▶ [Web page and app entries]:
..............................

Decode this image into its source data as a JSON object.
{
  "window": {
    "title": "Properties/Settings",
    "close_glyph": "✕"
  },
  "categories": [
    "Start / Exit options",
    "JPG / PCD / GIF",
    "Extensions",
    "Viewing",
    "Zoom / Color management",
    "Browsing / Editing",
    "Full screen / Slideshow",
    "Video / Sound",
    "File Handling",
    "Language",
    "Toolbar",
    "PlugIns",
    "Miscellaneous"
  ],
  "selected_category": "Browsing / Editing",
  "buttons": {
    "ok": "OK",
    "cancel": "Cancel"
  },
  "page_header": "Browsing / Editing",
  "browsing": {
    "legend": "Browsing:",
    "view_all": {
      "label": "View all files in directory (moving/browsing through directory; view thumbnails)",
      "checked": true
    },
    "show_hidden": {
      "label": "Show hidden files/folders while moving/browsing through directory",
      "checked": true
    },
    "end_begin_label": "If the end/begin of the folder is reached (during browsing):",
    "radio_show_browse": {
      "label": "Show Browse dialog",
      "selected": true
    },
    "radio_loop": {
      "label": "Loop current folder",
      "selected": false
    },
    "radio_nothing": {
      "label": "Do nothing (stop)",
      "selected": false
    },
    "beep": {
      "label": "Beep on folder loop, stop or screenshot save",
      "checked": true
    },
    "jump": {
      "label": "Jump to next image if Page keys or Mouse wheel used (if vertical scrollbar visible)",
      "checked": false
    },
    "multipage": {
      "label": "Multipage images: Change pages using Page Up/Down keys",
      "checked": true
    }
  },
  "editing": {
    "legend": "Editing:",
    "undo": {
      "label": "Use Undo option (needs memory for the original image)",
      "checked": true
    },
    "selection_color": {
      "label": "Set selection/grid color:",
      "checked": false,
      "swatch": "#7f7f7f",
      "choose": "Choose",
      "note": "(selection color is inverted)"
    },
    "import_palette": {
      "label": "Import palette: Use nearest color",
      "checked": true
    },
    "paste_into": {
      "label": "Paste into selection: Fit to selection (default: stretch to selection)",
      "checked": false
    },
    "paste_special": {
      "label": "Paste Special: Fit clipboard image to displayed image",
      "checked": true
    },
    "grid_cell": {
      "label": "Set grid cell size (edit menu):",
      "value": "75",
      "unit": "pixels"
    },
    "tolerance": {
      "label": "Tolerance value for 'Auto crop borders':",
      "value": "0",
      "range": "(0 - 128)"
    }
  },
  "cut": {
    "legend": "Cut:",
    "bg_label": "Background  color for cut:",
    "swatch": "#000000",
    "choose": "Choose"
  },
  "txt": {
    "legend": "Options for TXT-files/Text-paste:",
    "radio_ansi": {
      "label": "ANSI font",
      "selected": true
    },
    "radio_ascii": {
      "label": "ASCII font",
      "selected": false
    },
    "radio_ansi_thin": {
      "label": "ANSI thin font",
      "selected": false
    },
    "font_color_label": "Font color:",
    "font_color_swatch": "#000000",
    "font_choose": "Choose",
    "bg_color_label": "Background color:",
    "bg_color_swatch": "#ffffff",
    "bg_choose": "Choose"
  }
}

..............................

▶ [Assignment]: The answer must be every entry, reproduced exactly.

▶ [Your solution]:
Decode this image into its source data as a JSON object.
{
  "window": {
    "title": "Properties/Settings",
    "close_glyph": "✕"
  },
  "categories": [
    "Start / Exit options",
    "JPG / PCD / GIF",
    "Extensions",
    "Viewing",
    "Zoom / Color management",
    "Browsing / Editing",
    "Full screen / Slideshow",
    "Video / Sound",
    "File Handling",
    "Language",
    "Toolbar",
    "PlugIns",
    "Miscellaneous"
  ],
  "selected_category": "Browsing / Editing",
  "buttons": {
    "ok": "OK",
    "cancel": "Cancel"
  },
  "page_header": "Browsing / Editing",
  "browsing": {
    "legend": "Browsing:",
    "view_all": {
      "label": "View all files in directory (moving/browsing through directory; view thumbnails)",
      "checked": true
    },
    "show_hidden": {
      "label": "Show hidden files/folders while moving/browsing through directory",
      "checked": true
    },
    "end_begin_label": "If the end/begin of the folder is reached (during browsing):",
    "radio_show_browse": {
      "label": "Show Browse dialog",
      "selected": true
    },
    "radio_loop": {
      "label": "Loop current folder",
      "selected": false
    },
    "radio_nothing": {
      "label": "Do nothing (stop)",
      "selected": false
    },
    "beep": {
      "label": "Beep on folder loop, stop or screenshot save",
      "checked": true
    },
    "jump": {
      "label": "Jump to next image if Page keys or Mouse wheel used (if vertical scrollbar visible)",
      "checked": false
    },
    "multipage": {
      "label": "Multipage images: Change pages using Page Up/Down keys",
      "checked": true
    }
  },
  "editing": {
    "legend": "Editing:",
    "undo": {
      "label": "Use Undo option (needs memory for the original image)",
      "checked": true
    },
    "selection_color": {
      "label": "Set selection/grid color:",
      "checked": false,
      "swatch": "#7f7f7f",
      "choose": "Choose",
      "note": "(selection color is inverted)"
    },
    "import_palette": {
      "label": "Import palette: Use nearest color",
      "checked": true
    },
    "paste_into": {
      "label": "Paste into selection: Fit to selection (default: stretch to selection)",
      "checked": false
    },
    "paste_special": {
      "label": "Paste Special: Fit clipboard image to displayed image",
      "checked": true
    },
    "grid_cell": {
      "label": "Set grid cell size (edit menu):",
      "value": "75",
      "unit": "pixels"
    },
    "tolerance": {
      "label": "Tolerance value for 'Auto crop borders':",
      "value": "0",
      "range": "(0 - 128)"
    }
  },
  "cut": {
    "legend": "Cut:",
    "bg_label": "Background  color for cut:",
    "swatch": "#000000",
    "choose": "Choose"
  },
  "txt": {
    "legend": "Options for TXT-files/Text-paste:",
    "radio_ansi": {
      "label": "ANSI font",
      "selected": true
    },
    "radio_ascii": {
      "label": "ASCII font",
      "selected": false
    },
    "radio_ansi_thin": {
      "label": "ANSI thin font",
      "selected": false
    },
    "font_color_label": "Font color:",
    "font_color_swatch": "#000000",
    "font_choose": "Choose",
    "bg_color_label": "Background color:",
    "bg_color_swatch": "#ffffff",
    "bg_choose": "Choose"
  }
}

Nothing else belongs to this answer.